Porcupine Press’s plans for marketing itself include an active online presence, a regular newsletter distributed to bookshops and word of mouth. “We are offering a service to authors we feel should be published, who we feel are good enough to be out in the marketplace to be read,” says Robbins.

For more information see

Subscribe to the M&G

These are unprecedented times, and the role of media to tell and record the story of South Africa as it develops is more important than ever.

The Mail & Guardian is a proud news publisher with roots stretching back 35 years, and we’ve survived right from day one thanks to the support of readers who value fiercely independent journalism that is beholden to no-one. To help us continue for another 35 future years with the same proud values, please consider taking out a subscription.

Related stories

Political elites, not foreigners, are to blame for South Africa’s problems

What if we told foreigners to voetsek? We have fallen victim to the illusion of scarcity. And we are led to wrongly believe immigrants are a threat

Indians in South Africa, a historical excerpt

In the book, The Indian Africans, academic Kiru Naidoo explores the society of colonial Natal in the late 1800s to early 1900

A colossus with feet of clay

South Africa is disproportionately targeted by cybercriminals. Digital attacks call for digital solutions and technology is a the prime weapon in this fight

The president, the preacher and the great escape

Malawi’s new president was furious after Shepherd Bushiri’s dramatic disappearance from South Africa

Patel: South Africa on target to attract R1.2-trillion in investments

The trade minister says the country is on track to reach more than R1-trillion worth of investments over five years, despite Covid-19 disruptions

South Africa must revisit and refresh its idea of itself

Covid has propelled citizens into feelings of a new shared identity in which the historical force of ‘whiteness’ is fading into irrelevance

Subscribers only

FNB dragged into bribery claims

Allegations of bribery against the bank’s chief executive, Jacques Celliers, thrown up in a separate court case

Dozens of birds and bats perish in extreme heat in...

In a single day, temperatures in northern KwaZulu-Natal climbed to a lethal 45°C, causing a mass die-off of birds and bats

More top stories

North West premier goes off the rails

Supra Mahumapelo ally Job Mokgoro’s defiance of party orders exposes further rifts in the ANC

Construction sites are a ‘death trap’

Four children died at Pretoria sites in just two weeks, but companies deny they’re to blame

Why the Big Fish escape the justice net

The small fish get caught. Jails are used to control the poor and disorderly and deflect attention from the crimes of the rich and powerful.

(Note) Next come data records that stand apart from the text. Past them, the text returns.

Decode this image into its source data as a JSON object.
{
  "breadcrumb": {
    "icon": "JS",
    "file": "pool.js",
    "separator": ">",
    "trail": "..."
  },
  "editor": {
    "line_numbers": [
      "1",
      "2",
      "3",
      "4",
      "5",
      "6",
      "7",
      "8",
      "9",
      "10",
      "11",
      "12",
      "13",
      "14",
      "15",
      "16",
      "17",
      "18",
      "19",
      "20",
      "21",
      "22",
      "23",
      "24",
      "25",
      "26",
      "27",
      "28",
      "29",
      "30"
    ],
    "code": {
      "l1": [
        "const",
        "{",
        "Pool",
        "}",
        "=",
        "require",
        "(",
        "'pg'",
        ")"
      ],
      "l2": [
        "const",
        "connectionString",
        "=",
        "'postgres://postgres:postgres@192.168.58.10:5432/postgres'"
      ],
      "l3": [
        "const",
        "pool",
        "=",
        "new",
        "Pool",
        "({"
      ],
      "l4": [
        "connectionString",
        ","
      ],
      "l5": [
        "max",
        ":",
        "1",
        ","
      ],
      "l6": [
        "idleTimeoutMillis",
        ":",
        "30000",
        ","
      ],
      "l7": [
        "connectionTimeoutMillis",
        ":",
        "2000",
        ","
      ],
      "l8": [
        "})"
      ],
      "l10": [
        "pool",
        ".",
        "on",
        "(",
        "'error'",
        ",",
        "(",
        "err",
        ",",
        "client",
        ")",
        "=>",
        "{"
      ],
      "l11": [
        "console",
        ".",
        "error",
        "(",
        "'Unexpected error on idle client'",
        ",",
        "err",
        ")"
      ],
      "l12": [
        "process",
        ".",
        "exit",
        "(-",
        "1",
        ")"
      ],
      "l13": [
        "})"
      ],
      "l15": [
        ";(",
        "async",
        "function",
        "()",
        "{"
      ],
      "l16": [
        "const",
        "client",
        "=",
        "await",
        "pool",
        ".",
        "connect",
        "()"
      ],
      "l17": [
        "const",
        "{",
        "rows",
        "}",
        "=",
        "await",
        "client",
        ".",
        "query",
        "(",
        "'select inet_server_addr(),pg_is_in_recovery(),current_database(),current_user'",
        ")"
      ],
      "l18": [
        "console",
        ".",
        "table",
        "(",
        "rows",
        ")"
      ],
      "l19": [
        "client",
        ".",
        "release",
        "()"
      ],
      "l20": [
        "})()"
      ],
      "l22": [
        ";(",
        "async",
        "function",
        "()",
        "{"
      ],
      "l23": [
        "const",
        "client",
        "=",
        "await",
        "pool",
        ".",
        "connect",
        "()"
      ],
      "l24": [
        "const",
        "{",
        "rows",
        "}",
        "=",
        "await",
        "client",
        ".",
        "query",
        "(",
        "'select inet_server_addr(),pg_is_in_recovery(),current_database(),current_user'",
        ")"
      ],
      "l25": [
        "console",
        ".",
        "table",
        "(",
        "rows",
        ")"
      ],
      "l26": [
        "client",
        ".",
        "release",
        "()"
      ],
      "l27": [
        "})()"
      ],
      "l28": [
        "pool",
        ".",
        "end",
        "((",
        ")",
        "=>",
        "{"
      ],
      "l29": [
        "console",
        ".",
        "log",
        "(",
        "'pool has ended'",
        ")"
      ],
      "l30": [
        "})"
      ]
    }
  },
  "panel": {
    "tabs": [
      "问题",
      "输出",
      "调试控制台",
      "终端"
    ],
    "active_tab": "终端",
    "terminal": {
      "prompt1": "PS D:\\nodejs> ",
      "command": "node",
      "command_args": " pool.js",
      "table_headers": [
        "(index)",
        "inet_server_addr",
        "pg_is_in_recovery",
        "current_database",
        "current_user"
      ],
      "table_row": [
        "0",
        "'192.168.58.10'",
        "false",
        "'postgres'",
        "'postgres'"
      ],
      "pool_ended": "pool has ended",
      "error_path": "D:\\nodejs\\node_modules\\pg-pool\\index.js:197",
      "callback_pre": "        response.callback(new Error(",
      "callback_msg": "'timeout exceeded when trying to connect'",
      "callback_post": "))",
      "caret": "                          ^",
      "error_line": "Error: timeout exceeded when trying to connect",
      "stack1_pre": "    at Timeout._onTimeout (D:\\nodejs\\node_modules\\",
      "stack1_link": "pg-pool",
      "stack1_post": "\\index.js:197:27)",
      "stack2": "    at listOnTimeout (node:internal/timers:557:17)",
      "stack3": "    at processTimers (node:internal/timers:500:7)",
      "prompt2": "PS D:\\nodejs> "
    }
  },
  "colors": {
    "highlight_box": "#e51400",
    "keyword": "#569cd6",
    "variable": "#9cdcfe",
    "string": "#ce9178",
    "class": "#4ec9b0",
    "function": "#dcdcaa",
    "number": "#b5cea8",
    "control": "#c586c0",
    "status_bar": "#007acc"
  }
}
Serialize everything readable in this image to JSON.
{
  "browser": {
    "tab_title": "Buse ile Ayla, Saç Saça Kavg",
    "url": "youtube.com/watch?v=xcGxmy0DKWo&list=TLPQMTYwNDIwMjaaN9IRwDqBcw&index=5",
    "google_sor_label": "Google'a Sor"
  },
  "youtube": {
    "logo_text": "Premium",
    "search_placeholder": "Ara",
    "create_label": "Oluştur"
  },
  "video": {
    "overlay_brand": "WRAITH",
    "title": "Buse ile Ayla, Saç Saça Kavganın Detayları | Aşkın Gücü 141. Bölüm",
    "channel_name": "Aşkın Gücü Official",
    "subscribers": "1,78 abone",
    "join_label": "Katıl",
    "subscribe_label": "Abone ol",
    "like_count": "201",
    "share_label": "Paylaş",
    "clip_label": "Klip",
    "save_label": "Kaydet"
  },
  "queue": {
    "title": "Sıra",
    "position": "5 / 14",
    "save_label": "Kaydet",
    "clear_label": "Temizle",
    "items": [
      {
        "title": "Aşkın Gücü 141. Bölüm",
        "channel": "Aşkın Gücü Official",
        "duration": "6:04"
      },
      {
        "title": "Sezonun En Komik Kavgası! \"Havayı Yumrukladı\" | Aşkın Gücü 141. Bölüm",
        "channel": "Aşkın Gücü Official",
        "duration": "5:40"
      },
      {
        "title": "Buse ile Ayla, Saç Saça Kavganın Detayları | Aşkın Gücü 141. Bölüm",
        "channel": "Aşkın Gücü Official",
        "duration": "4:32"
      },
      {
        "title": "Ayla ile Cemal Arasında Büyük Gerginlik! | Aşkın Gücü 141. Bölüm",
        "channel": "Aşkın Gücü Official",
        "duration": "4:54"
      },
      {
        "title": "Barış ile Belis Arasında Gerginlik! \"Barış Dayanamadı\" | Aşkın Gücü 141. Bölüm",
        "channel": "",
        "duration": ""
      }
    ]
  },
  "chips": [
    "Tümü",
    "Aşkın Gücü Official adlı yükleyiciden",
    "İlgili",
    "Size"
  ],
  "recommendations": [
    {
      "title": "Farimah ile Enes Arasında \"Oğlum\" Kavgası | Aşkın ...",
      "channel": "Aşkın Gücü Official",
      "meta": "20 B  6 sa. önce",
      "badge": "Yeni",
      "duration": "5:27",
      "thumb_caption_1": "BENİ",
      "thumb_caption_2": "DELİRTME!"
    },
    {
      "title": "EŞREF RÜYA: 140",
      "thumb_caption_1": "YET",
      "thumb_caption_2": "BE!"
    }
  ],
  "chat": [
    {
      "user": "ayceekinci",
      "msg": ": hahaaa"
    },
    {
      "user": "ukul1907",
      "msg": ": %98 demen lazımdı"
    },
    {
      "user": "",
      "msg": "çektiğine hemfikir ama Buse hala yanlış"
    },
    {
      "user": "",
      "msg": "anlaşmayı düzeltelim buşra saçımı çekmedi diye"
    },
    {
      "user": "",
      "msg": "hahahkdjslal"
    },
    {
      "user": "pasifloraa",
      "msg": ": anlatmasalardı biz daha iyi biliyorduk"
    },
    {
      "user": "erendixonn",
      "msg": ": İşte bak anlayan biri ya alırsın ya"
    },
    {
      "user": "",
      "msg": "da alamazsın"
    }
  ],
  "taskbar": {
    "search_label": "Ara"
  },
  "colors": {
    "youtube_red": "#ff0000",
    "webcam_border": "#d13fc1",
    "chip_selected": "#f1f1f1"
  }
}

Koko claims bias before Zondo commission

In a lawyer’s letter, the former Eskom chief executive says the commission is not being fair to him

press releases

Loading latest Press Releases…